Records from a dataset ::
□ □ □
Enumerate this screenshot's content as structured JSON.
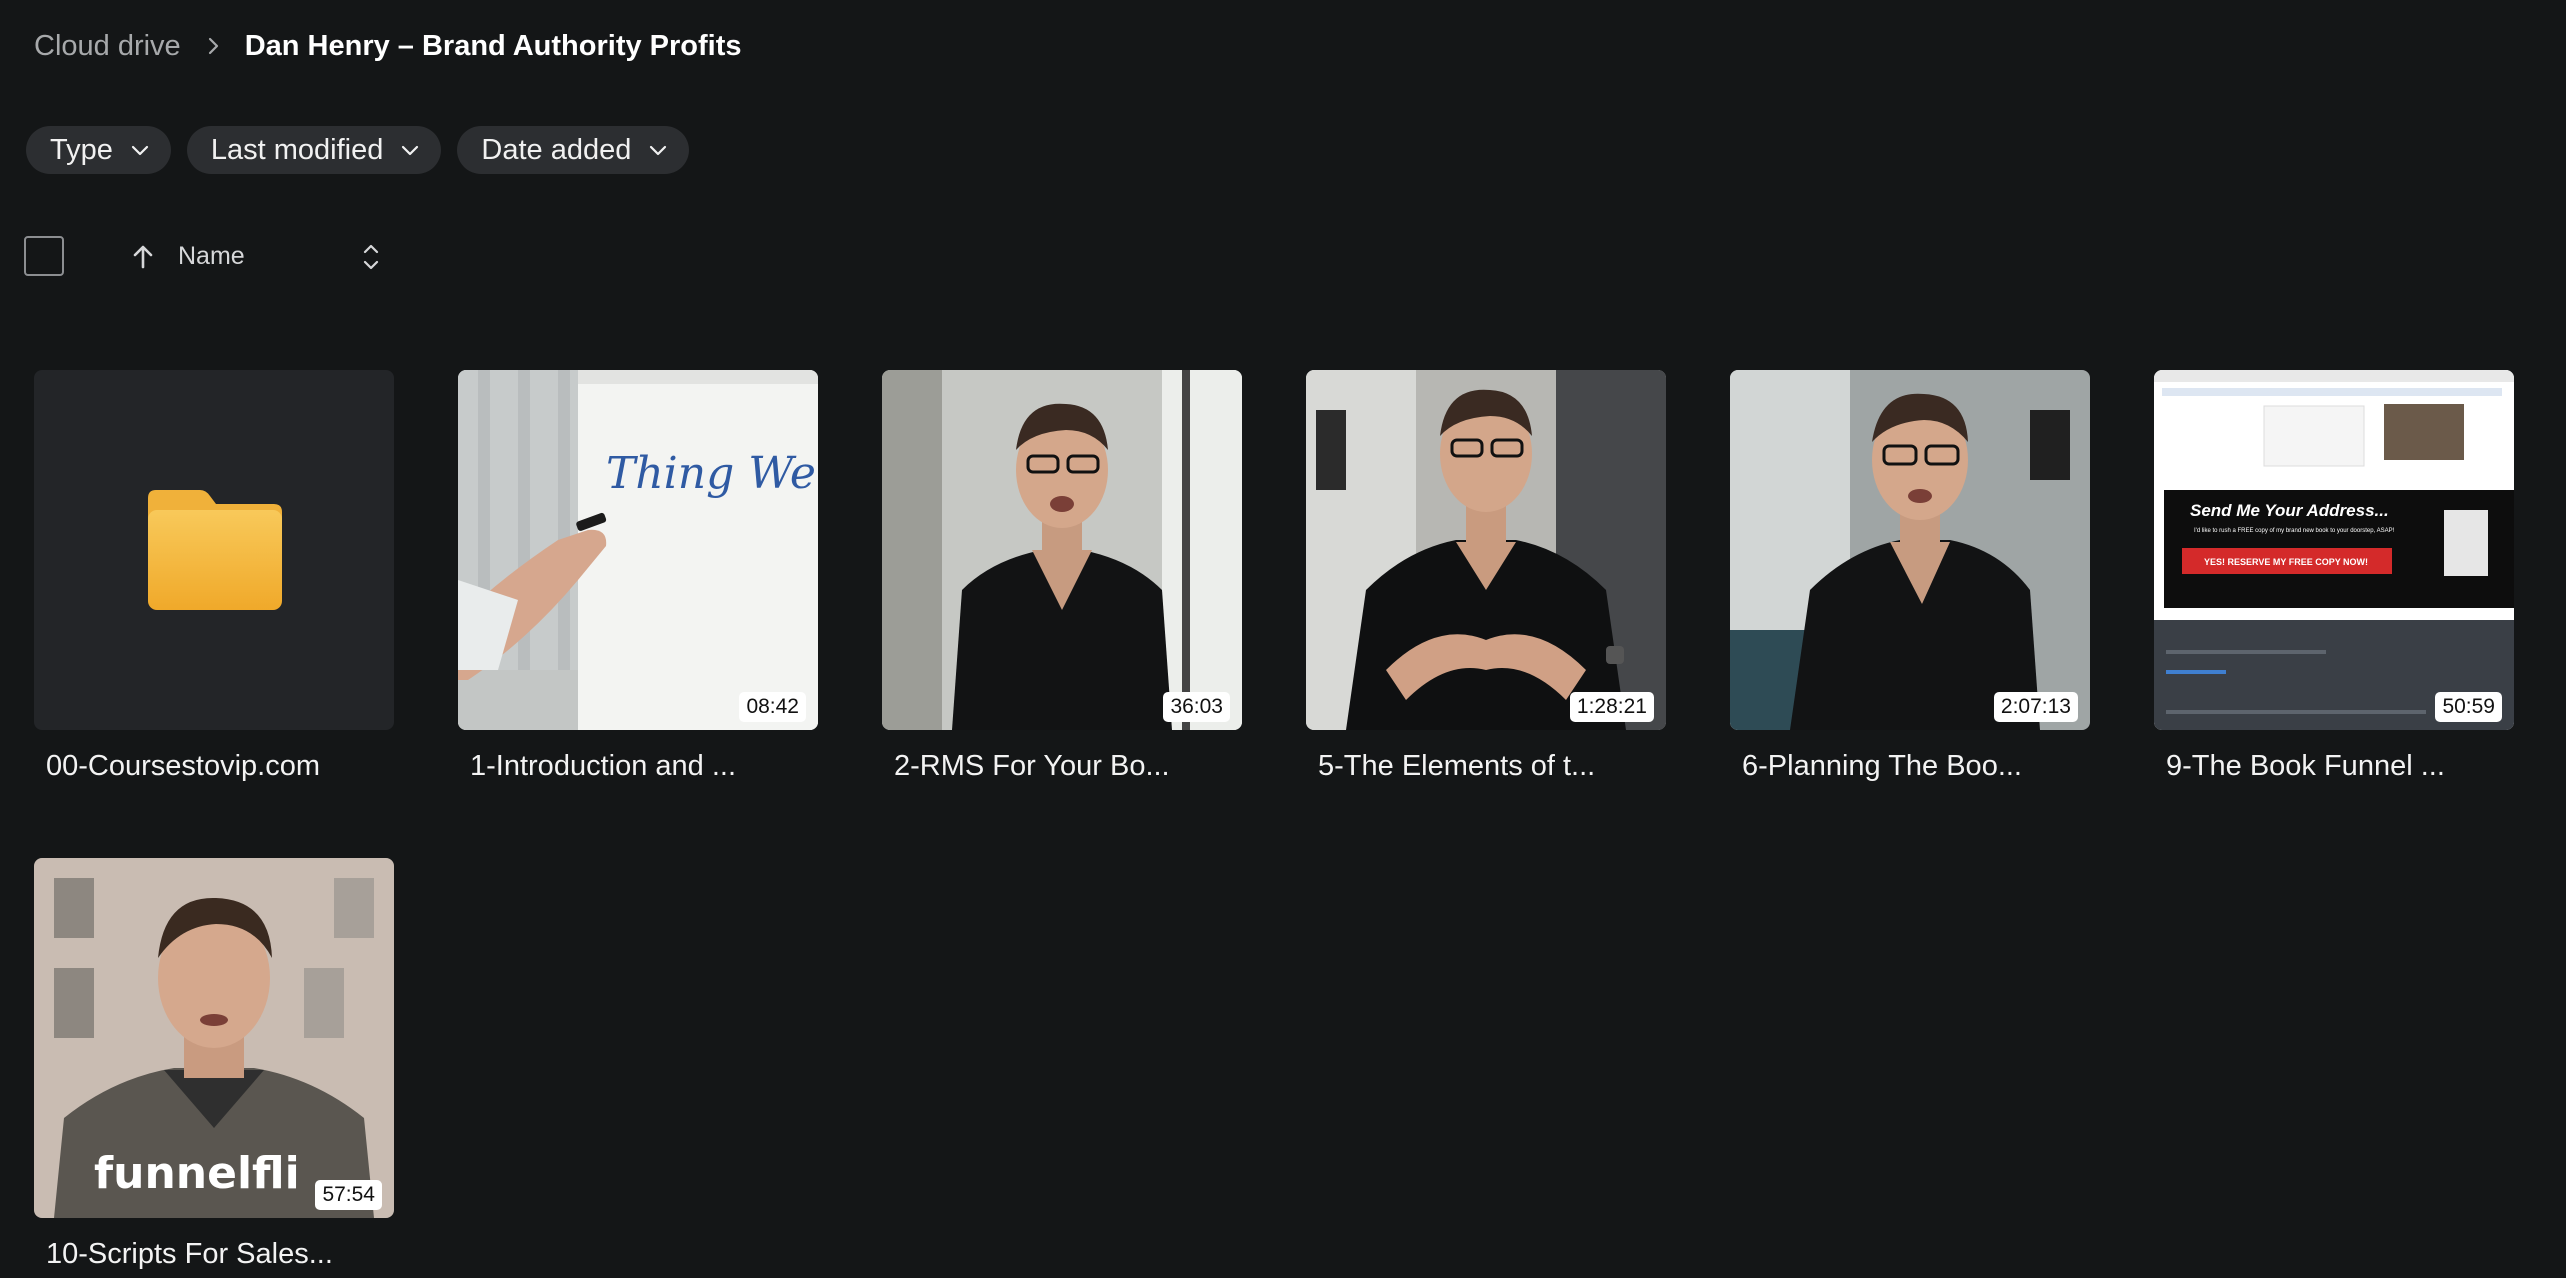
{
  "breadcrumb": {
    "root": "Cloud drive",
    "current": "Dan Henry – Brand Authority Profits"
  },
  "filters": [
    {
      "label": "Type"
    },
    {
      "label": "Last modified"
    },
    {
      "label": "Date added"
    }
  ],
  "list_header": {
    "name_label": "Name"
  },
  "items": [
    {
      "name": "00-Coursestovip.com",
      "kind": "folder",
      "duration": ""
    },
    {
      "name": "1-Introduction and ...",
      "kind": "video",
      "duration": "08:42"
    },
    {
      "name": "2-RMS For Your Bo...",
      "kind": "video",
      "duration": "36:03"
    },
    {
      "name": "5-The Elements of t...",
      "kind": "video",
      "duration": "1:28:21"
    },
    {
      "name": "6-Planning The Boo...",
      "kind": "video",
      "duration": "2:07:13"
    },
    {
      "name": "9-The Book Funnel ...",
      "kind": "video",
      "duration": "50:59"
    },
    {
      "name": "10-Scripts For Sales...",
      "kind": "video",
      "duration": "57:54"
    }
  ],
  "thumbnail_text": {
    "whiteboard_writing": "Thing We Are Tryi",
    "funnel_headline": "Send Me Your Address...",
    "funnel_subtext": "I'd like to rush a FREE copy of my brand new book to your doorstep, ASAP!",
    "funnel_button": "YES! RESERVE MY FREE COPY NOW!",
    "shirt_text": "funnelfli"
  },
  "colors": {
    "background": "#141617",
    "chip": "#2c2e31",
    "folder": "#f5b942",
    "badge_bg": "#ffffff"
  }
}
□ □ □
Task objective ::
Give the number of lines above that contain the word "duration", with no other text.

Solution below ::
7